Access to the Coast Guard Beach in Eastham will be closed Tuesday, May 21, from 6:00 AM to 3:00 PM so seashore staff can create an accessible path in advance of the summer season.
Storm damage, construction affecting access at seashore locations; reduction in programming
Due to erosion, there is no beach access at Nauset Light and Marconi beaches. Access at the Marconi Site is limited. Parts of the Nauset Marsh and Red Maple Swamp trails are closed. Nauset Bike Trail construction is underway. More »
Photo by Scott Buchanan
Marine invertebrates often serve as symbols of seashore environments. Their value is more than emblematic though, as a wide-variety of species are of significant ecological and economic importance. Many marine invertebrates are filter feeders meaning they siphon small food particles from the water column into their digestive systems. Though this type of feeding system is difficult to gauge with the naked eye, it plays an enormous role in marine ecology. As these animals filter great volumes of water and consume much of the zoo- and phytoplankton in it, they greatly shape the chemical and biotic composition of a given system. Further highlighting the importance of marine invertebrates is the fact that shellfishing is an important industry in Massachusetts. Protected Seashore salt marshes and estuaries serve as critical habitat for oysters, scallops, and clams (among many other vertebrate species). Salt marsh restoration projects initiated by the Park Service seek to expand the amount and quality of habitat available for these marine species.
NPS Image/Steve Smith
Though relatively small and inconspicuous, some marine invertebrates have a dramatic effect on the composition of their environment. Research efforts have revealed that purple marsh crab (Sesarma reticulatum) herbivory in salt marshes has been linked to heavy losses of native salt marsh vegetation, specifically smooth cord grass (Spartina alterniflora) and salt marsh hay (Spartina patens). Termed "saltmarsh dieback," this insight has led to the testing of innovative ways to control crab herbivory and prevent vegetative losses.
Did You Know?

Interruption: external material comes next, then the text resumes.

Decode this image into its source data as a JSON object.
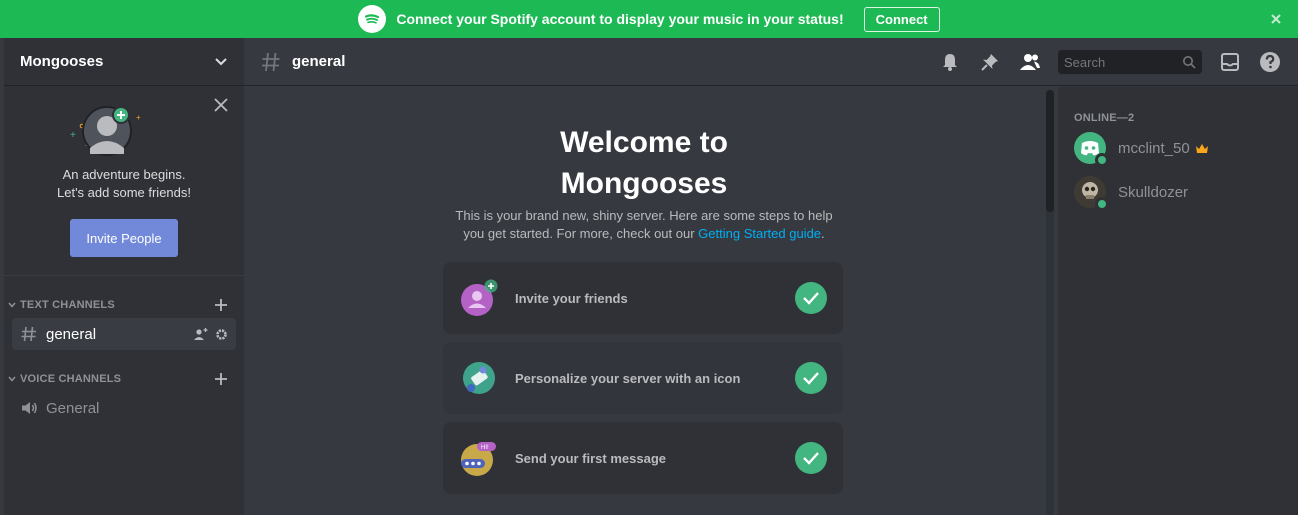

Cape Cod's own pirate shipwreck, the Whydah, went down in a storm off the coast in April 1717. Before being taken by pirate Sam Bellamy as his flagship, the Whydah was a slave ship, named for the port city of Ouidah in today's country of Benin on the African coast.